A bed firm boss who designed a cot in which a seven-month-old baby "choked to death" has been jailed for three years and four months.
Craig Williams's Playtime Beds Ltd sold the cot bed where Oscar Abbey got stuck trying to crawl through a gap.
Oscar's lifeless body was found by his parents caught in the bed at their home in York on 3 November 2016.
Williams, 37, from Rotherham, South Yorkshire, pleaded guilty to two charges at Leeds Crown Court.
The father of three admitted a health and safety failing to discharge the employer's general duty and a fraud charge.
A jury in his trial was asked to return a not guilty verdict to gross negligence manslaughter.
Judge Martin Spencer said Williams, of Park View Road, had a "significant responsibility" for Oscar's death, less than a week after he first started using the bed.
The judge told Williams: "You should bear the brunt of that responsibility for the rest of your life."
Williams's employee, Joseph Bruce, 31, of Kimberworth Park Road, Rotherham, was jailed for six months after admitting fraud.
Oscar's parents, Charlie and Shannon Abbey, paid £655 including delivery costs for the cot bed, which featured a slide.
Prosecutor John Elvidge QC told the court Williams had assured them it was suitable for children aged six or seven months.
Oscar had effectively "choked to death" after "wriggling his body through the holes at the front of his cot bed", jurors heard.
Mr Elvidge said Williams had demonstrated "an utterly indifferent attitude towards the safety of small children, even after he had been visited by police in relation to Oscar's death".
Williams had continued to make the beds and did not modify his designs, the court heard.
They went on to sell the same cots after Oscar's death under a new company, Magical Dream Beds.
Judge Spencer said: "It is pure fortune that no other child did die, and that is no thanks to [Williams] or Mr Bruce."
Williams had shown a "flagrant disregard" for adhering to safety regulations and had committed a "wicked fraud" by continuing to sell beds, the judge added.
Following sentencing, North Yorkshire Police said the pair were "solely motivated by money and were willing to sacrifice children's safety in the pursuit of it".
Det Supt Nigel Costello described them as "selfish and callous individuals".
In a statement read during the trial, Mr Abbey, 24, said he found his son trapped face-down in the front of the cot.
"It looked like he'd tried to crawl out backwards but his head was stuck," he said.

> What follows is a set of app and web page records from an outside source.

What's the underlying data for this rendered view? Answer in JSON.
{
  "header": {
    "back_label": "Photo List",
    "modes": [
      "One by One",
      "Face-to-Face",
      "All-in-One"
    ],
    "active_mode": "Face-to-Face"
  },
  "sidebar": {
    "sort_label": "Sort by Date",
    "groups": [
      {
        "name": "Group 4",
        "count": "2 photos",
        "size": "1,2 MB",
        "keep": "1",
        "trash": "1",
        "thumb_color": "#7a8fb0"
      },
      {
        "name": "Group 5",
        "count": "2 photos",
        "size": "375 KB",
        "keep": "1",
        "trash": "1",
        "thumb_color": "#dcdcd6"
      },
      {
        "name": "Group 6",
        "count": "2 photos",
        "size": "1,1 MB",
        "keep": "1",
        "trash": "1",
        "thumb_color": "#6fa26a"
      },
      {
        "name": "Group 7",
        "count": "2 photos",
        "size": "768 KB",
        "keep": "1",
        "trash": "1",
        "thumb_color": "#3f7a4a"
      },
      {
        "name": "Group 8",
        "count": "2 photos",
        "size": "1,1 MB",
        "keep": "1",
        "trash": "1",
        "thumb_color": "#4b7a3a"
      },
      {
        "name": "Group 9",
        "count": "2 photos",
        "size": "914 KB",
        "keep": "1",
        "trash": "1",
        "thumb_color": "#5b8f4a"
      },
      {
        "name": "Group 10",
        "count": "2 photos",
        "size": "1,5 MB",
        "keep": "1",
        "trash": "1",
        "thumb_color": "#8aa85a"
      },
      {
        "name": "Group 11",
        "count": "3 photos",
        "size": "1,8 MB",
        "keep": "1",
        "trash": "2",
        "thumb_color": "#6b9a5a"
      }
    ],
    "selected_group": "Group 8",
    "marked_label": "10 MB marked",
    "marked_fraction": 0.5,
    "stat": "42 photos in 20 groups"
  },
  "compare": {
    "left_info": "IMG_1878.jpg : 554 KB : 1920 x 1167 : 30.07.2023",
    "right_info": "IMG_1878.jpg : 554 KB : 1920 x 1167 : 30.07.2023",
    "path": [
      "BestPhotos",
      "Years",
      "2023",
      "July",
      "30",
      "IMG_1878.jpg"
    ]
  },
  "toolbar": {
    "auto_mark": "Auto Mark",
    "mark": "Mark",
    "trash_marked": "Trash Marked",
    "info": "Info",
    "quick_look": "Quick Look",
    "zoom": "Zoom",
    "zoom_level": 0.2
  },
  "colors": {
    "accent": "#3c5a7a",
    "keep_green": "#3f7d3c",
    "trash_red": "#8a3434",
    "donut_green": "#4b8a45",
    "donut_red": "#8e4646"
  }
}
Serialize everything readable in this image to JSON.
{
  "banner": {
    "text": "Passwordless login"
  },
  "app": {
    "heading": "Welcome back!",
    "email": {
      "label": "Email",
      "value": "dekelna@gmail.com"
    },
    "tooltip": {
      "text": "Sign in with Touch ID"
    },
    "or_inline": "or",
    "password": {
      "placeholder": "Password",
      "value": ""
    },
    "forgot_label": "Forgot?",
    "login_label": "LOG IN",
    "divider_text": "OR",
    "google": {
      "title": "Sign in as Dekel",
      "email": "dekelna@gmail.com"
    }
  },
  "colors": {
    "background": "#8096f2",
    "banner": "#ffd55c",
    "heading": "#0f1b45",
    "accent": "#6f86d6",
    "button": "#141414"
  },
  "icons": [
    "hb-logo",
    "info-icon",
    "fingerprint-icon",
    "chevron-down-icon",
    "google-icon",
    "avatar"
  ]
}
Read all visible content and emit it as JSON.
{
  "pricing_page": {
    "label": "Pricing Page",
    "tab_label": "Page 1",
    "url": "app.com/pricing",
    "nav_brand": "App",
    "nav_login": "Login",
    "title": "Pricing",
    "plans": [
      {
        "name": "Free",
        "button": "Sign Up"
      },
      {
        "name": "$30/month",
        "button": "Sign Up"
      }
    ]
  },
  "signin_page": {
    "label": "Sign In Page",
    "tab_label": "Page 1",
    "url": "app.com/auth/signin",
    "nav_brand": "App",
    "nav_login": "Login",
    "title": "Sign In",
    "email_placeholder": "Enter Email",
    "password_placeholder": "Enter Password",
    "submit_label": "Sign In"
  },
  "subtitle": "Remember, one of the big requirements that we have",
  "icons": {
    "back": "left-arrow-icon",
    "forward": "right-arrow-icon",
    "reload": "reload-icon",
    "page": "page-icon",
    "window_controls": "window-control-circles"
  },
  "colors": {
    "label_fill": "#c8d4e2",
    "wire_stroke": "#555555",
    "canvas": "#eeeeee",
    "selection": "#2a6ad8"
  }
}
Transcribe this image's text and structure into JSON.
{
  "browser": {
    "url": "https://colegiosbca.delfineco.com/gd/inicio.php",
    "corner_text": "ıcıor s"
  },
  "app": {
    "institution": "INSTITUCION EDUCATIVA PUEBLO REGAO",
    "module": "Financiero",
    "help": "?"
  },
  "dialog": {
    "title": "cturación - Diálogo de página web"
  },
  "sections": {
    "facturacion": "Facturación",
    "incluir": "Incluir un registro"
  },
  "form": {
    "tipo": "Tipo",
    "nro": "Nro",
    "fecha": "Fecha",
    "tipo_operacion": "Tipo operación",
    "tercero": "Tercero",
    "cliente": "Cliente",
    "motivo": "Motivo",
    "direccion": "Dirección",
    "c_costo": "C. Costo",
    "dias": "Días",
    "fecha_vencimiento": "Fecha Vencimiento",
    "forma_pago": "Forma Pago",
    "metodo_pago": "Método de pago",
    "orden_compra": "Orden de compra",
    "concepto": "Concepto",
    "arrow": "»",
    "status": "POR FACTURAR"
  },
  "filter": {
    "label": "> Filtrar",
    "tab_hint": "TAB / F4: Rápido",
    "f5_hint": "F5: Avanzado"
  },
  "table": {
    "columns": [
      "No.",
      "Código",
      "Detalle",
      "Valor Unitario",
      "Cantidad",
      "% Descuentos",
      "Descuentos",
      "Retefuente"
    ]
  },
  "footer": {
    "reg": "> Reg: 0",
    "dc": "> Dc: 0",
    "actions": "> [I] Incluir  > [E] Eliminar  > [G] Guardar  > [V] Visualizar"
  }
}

Mrs Abbey, 23, described in her statement how she woke up and heard her husband "shouting and screaming: 'He's not breathing'."
"I ran to the landing and Charlie was holding Oscar in both arms," she said.